**Task statement**
Each line of the records containing "JSON" is to be copied out and returned.

[Opening Supplied data section]

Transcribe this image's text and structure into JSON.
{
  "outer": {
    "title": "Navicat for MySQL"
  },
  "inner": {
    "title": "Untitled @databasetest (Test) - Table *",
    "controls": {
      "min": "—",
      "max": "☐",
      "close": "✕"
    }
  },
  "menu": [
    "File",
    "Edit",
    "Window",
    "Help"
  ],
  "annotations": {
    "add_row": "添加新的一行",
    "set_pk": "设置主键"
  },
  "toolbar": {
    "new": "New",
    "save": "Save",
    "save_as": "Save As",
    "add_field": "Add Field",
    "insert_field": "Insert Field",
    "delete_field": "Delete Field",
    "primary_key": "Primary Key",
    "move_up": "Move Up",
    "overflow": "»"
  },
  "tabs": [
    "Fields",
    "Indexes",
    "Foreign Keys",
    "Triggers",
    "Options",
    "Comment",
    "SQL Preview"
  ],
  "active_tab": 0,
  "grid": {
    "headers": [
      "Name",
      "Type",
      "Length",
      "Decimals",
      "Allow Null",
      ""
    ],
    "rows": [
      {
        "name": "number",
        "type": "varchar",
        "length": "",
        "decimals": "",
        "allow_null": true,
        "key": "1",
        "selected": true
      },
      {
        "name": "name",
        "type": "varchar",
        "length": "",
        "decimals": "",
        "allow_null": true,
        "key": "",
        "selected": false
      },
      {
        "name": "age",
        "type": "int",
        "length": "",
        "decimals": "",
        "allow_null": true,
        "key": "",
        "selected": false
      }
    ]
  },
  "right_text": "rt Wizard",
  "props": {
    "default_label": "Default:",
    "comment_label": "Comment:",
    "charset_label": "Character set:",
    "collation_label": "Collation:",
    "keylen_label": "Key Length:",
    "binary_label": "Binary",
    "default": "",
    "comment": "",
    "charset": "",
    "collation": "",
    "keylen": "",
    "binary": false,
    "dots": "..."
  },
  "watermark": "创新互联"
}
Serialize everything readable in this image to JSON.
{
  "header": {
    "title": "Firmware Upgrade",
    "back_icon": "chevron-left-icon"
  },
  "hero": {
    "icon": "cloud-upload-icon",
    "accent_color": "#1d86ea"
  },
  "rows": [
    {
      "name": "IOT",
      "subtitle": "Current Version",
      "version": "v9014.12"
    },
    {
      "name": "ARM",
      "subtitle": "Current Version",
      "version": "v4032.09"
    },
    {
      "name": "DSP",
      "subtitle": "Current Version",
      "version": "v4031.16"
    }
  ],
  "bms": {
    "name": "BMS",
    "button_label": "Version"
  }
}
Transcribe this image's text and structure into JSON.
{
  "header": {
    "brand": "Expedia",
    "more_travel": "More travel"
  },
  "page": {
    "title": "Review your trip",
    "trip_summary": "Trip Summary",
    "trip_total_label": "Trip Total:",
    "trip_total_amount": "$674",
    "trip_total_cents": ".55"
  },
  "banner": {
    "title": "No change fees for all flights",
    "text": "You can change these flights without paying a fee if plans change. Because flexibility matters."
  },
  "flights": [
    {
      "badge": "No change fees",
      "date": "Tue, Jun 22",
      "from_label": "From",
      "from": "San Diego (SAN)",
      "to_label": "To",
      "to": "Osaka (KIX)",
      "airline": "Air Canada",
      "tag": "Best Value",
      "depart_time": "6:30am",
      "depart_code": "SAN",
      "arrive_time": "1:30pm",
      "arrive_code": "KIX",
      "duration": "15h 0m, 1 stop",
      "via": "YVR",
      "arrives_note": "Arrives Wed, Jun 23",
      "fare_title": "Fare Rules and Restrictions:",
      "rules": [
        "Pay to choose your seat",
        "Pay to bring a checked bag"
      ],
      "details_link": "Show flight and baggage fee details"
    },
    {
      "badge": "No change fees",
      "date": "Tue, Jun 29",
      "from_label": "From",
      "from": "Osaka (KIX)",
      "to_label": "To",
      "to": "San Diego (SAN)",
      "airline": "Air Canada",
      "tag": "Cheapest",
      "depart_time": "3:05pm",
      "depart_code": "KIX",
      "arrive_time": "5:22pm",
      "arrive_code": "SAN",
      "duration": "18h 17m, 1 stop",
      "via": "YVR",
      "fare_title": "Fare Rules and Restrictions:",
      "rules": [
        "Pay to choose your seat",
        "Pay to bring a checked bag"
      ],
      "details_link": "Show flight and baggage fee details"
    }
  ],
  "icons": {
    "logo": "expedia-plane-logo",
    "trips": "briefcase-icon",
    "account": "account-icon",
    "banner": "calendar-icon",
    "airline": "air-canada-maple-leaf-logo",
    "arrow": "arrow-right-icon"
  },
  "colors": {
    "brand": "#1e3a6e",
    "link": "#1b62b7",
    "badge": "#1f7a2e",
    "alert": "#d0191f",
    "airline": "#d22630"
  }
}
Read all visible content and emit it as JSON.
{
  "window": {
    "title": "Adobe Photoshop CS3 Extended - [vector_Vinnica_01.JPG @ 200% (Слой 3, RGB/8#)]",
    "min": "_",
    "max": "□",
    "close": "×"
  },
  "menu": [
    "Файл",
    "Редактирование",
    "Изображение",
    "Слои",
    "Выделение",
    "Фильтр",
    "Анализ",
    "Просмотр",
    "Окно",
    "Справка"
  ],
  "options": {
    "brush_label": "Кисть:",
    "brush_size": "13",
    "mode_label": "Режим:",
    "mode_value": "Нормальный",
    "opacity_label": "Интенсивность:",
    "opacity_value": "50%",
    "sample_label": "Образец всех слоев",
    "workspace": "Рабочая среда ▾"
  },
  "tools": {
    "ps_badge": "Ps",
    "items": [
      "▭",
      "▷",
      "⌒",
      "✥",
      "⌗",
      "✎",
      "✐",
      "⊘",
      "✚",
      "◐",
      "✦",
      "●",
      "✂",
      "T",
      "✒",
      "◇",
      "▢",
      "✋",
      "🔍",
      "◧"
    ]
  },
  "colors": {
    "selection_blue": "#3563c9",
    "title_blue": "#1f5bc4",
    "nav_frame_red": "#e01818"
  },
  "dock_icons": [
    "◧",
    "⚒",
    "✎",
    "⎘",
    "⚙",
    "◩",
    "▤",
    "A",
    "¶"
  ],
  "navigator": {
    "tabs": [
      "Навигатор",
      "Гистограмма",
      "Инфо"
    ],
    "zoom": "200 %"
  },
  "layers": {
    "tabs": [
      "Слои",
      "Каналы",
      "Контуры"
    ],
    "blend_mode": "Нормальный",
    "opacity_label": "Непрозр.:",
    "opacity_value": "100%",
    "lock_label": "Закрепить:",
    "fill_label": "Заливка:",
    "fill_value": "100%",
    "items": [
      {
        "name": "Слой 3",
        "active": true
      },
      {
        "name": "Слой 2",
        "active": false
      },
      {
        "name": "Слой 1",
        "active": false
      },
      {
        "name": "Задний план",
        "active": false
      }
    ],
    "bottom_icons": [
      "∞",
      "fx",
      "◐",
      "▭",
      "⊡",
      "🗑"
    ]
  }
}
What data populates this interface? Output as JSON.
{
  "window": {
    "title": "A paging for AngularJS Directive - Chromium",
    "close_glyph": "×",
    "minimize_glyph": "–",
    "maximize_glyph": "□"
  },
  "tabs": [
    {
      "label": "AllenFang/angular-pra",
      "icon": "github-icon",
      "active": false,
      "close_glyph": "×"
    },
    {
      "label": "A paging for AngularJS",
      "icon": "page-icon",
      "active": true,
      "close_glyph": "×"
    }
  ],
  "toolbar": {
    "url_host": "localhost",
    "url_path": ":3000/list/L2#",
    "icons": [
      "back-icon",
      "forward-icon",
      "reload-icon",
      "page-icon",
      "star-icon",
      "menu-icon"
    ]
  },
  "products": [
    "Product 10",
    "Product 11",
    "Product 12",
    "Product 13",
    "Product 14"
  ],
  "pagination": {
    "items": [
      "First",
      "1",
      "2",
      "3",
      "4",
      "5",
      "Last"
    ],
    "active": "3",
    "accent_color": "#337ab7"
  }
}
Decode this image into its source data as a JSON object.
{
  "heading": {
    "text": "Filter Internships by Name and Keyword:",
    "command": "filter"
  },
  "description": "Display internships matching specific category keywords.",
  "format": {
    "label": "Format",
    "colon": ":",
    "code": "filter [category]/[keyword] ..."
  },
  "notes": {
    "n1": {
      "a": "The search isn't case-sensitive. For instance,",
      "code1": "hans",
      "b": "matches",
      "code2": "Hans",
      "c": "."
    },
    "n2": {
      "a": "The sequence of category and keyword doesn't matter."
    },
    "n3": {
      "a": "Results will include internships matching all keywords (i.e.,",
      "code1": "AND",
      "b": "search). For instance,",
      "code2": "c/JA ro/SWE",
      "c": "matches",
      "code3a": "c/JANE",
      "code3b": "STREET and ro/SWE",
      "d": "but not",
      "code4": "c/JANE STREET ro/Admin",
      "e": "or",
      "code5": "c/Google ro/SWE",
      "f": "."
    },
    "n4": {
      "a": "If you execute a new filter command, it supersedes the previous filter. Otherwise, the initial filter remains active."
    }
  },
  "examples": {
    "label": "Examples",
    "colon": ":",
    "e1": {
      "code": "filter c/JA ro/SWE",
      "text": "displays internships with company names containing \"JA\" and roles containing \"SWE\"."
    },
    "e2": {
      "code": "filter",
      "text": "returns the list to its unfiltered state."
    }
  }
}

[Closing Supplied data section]

**Exercise response**
Transcribe this image's text and structure into JSON.
Serialize everything readable in this image to JSON.
Transcribe this image's text and structure into JSON.
Read all visible content and emit it as JSON.
What data populates this interface? Output as JSON.
Decode this image into its source data as a JSON object.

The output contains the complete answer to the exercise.